EGU22-1065, updated on 27 Mar 2022
EGU General Assembly 2022
© Author(s) 2022. This work is distributed under
the Creative Commons Attribution 4.0 License.

Skilful US Soy-yield forecasts at pre-sowing lead-times

Sem Vijverberg1, Dim Coumou1,2, and Raed Hamed1
Sem Vijverberg et al.
  • 1Vrije Universiteit Amsterdam, Institute for Environmental Studies (IVM), Water & Climate Risk, Utrecht, Netherlands (
  • 2Royal Netherlands Meteorological Institute (KNMI), De Bilt, the Netherlands

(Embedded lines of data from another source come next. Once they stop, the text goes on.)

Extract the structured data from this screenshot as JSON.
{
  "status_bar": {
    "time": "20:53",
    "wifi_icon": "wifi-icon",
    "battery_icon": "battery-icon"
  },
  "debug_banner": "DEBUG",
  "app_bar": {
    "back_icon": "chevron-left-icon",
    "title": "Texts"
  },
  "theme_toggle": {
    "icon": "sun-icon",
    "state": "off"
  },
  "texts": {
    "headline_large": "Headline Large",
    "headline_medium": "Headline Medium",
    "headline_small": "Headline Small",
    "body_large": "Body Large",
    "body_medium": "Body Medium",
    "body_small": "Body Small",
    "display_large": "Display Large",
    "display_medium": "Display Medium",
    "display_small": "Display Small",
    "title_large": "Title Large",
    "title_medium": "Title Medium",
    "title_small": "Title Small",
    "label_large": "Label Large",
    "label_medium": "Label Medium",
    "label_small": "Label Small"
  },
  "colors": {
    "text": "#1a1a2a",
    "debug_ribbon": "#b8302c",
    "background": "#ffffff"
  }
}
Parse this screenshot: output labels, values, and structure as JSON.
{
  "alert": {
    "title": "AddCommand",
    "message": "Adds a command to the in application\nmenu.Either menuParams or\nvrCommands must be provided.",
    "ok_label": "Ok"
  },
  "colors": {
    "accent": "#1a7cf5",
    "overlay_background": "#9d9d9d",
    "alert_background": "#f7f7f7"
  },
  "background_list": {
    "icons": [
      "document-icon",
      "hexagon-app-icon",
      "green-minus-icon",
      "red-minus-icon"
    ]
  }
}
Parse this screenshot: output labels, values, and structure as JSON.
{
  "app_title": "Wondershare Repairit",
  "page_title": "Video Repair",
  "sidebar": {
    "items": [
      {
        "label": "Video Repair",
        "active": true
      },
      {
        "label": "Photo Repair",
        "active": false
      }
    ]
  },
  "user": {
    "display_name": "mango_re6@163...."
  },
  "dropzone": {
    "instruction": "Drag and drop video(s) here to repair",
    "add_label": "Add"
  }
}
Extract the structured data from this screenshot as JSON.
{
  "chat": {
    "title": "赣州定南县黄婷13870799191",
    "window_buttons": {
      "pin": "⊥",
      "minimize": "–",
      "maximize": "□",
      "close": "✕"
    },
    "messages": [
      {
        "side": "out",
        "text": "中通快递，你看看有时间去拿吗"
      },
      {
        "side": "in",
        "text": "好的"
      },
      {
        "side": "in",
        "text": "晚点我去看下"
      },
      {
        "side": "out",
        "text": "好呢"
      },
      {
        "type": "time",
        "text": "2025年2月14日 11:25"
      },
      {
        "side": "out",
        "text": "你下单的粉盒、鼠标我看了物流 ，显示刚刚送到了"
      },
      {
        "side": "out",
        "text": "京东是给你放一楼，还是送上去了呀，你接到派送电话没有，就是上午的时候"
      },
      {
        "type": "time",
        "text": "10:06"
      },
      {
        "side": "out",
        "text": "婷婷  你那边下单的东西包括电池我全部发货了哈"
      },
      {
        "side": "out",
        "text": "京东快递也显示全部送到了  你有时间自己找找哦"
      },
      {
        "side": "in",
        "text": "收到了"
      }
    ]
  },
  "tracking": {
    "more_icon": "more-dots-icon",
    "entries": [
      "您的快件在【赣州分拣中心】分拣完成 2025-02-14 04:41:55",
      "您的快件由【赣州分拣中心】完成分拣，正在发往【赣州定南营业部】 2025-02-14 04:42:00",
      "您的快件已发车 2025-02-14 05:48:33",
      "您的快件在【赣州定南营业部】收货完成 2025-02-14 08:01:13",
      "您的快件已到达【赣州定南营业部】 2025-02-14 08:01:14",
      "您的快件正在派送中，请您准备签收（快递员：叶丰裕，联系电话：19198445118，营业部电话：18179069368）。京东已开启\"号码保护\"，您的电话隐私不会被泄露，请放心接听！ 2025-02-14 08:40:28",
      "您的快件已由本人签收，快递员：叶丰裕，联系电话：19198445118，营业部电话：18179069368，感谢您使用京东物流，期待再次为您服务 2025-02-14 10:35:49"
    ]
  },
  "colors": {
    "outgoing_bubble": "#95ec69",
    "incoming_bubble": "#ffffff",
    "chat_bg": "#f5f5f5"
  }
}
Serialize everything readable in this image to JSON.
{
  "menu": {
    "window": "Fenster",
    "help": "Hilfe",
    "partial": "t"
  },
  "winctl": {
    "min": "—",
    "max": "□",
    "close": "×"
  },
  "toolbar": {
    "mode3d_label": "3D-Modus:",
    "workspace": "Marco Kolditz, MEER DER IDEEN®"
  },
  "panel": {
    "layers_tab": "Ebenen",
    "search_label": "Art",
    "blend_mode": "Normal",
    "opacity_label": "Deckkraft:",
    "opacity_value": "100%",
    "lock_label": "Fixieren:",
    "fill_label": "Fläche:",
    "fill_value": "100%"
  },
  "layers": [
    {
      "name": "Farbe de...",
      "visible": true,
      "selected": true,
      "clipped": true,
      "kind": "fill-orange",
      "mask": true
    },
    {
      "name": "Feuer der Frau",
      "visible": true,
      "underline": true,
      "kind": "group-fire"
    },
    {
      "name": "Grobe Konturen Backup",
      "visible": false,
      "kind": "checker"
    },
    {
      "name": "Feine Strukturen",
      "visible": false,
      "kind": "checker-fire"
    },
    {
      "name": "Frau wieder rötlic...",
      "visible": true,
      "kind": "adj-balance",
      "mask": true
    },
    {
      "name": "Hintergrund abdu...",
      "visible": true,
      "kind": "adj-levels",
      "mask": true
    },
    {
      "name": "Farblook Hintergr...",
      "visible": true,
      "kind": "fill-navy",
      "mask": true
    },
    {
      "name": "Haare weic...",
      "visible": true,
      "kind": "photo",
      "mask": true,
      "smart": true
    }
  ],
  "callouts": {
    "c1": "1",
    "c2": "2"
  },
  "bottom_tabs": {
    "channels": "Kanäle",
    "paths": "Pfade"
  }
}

Soy harvest failure events can severely impact farmers, insurance companies and raise global prices. Reliable seasonal forecasts of mis-harvests would allow stakeholders to prepare and take appropriate early action. However, especially for farmers, the reliability and lead-time of current prediction systems provide insufficient information to justify for within-season adaptation measures. Recent innovations increased our ability to generate reliable statistical seasonal forecasts. Here, we combine these innovations to predict the 1-3 poor soy harvest years in eastern US. We first use a clustering algorithm to spatially aggregate crop producing regions within the eastern US that are particularly sensitive to hot-dry weather conditions. Next, we use observational climate variables (sea surface temperature (SST) and soil moisture) to extract precursor timeseries at multiple lags. This allows the machine learning model to learn the low-frequency evolution, which carries important information for predictability. A selection based on causal inference allows for physically interpretable precursors. We show that the robust selected predictors are associated with the evolution of the horseshoe Pacific SST pattern, in line with previous research. We use the state of the horseshoe Pacific to identify years with enhanced predictability. We achieve very high forecast skill of poor harvests events, even 3 months prior to sowing, using a strict one-step-ahead train-test splitting. Over the last 25 years, 90% of the predicted events in February were correct. When operational, this forecast would enable farmers (and insurance/trading companies) to make informed decisions on adaption measures, e.g., selecting more drought-resistant cultivars, invest in insurance, change planting management.

How to cite: Vijverberg, S., Coumou, D., and Hamed, R.: Skilful US Soy-yield forecasts at pre-sowing lead-times, EGU General Assembly 2022, Vienna, Austria, 23–27 May 2022, EGU22-1065,, 2022.